--- Data provided ---

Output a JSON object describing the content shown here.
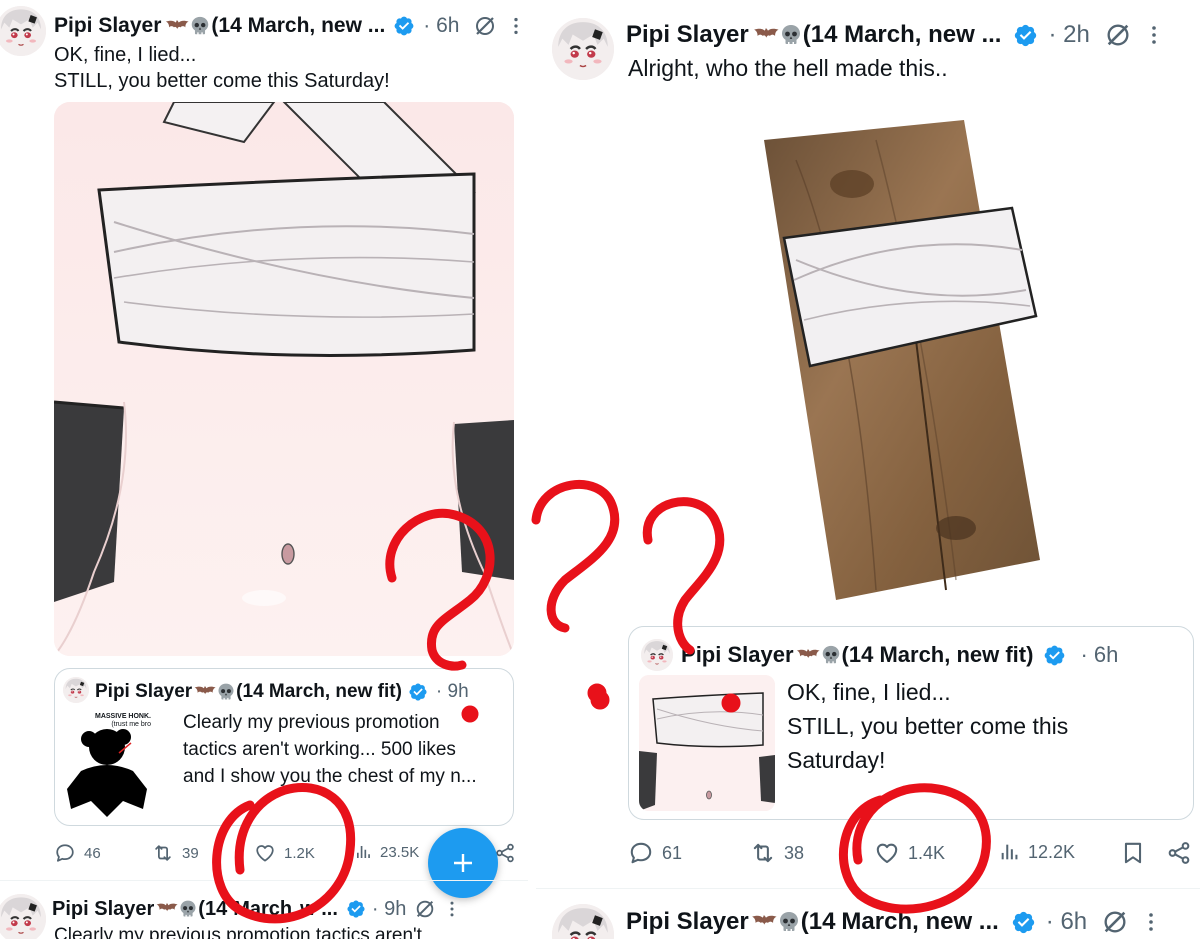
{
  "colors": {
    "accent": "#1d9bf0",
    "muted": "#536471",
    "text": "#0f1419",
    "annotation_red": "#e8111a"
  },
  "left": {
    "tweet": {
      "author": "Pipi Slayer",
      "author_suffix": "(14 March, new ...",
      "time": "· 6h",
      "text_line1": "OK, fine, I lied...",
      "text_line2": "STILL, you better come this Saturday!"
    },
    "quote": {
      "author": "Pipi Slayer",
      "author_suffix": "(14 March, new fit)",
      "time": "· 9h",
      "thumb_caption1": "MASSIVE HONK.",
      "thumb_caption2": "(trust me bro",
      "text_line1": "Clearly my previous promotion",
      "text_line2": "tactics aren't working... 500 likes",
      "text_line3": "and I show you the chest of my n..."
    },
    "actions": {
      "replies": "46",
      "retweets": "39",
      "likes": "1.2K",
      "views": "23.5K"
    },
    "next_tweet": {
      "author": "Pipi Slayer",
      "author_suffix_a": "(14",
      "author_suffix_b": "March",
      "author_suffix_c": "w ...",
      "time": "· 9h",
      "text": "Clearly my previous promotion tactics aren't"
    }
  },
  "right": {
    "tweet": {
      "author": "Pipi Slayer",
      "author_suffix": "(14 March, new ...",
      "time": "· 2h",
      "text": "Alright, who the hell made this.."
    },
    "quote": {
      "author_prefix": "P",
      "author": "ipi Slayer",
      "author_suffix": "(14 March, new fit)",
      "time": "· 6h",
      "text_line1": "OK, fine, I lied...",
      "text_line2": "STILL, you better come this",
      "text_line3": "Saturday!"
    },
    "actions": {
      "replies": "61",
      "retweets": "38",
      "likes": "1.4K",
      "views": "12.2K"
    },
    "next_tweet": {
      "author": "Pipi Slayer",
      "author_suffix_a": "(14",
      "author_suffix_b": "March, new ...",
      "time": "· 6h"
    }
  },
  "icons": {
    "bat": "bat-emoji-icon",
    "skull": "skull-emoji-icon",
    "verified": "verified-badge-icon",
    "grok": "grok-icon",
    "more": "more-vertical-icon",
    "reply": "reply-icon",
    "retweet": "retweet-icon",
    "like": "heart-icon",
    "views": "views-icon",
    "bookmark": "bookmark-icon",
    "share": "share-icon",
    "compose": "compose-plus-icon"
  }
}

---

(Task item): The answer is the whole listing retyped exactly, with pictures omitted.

(Response to the exercise):
Output a JSON object describing the content shown here.
{
  "colors": {
    "accent": "#1d9bf0",
    "muted": "#536471",
    "text": "#0f1419",
    "annotation_red": "#e8111a"
  },
  "left": {
    "tweet": {
      "author": "Pipi Slayer",
      "author_suffix": "(14 March, new ...",
      "time": "· 6h",
      "text_line1": "OK, fine, I lied...",
      "text_line2": "STILL, you better come this Saturday!"
    },
    "quote": {
      "author": "Pipi Slayer",
      "author_suffix": "(14 March, new fit)",
      "time": "· 9h",
      "thumb_caption1": "MASSIVE HONK.",
      "thumb_caption2": "(trust me bro",
      "text_line1": "Clearly my previous promotion",
      "text_line2": "tactics aren't working... 500 likes",
      "text_line3": "and I show you the chest of my n..."
    },
    "actions": {
      "replies": "46",
      "retweets": "39",
      "likes": "1.2K",
      "views": "23.5K"
    },
    "next_tweet": {
      "author": "Pipi Slayer",
      "author_suffix_a": "(14",
      "author_suffix_b": "March",
      "author_suffix_c": "w ...",
      "time": "· 9h",
      "text": "Clearly my previous promotion tactics aren't"
    }
  },
  "right": {
    "tweet": {
      "author": "Pipi Slayer",
      "author_suffix": "(14 March, new ...",
      "time": "· 2h",
      "text": "Alright, who the hell made this.."
    },
    "quote": {
      "author_prefix": "P",
      "author": "ipi Slayer",
      "author_suffix": "(14 March, new fit)",
      "time": "· 6h",
      "text_line1": "OK, fine, I lied...",
      "text_line2": "STILL, you better come this",
      "text_line3": "Saturday!"
    },
    "actions": {
      "replies": "61",
      "retweets": "38",
      "likes": "1.4K",
      "views": "12.2K"
    },
    "next_tweet": {
      "author": "Pipi Slayer",
      "author_suffix_a": "(14",
      "author_suffix_b": "March, new ...",
      "time": "· 6h"
    }
  },
  "icons": {
    "bat": "bat-emoji-icon",
    "skull": "skull-emoji-icon",
    "verified": "verified-badge-icon",
    "grok": "grok-icon",
    "more": "more-vertical-icon",
    "reply": "reply-icon",
    "retweet": "retweet-icon",
    "like": "heart-icon",
    "views": "views-icon",
    "bookmark": "bookmark-icon",
    "share": "share-icon",
    "compose": "compose-plus-icon"
  }
}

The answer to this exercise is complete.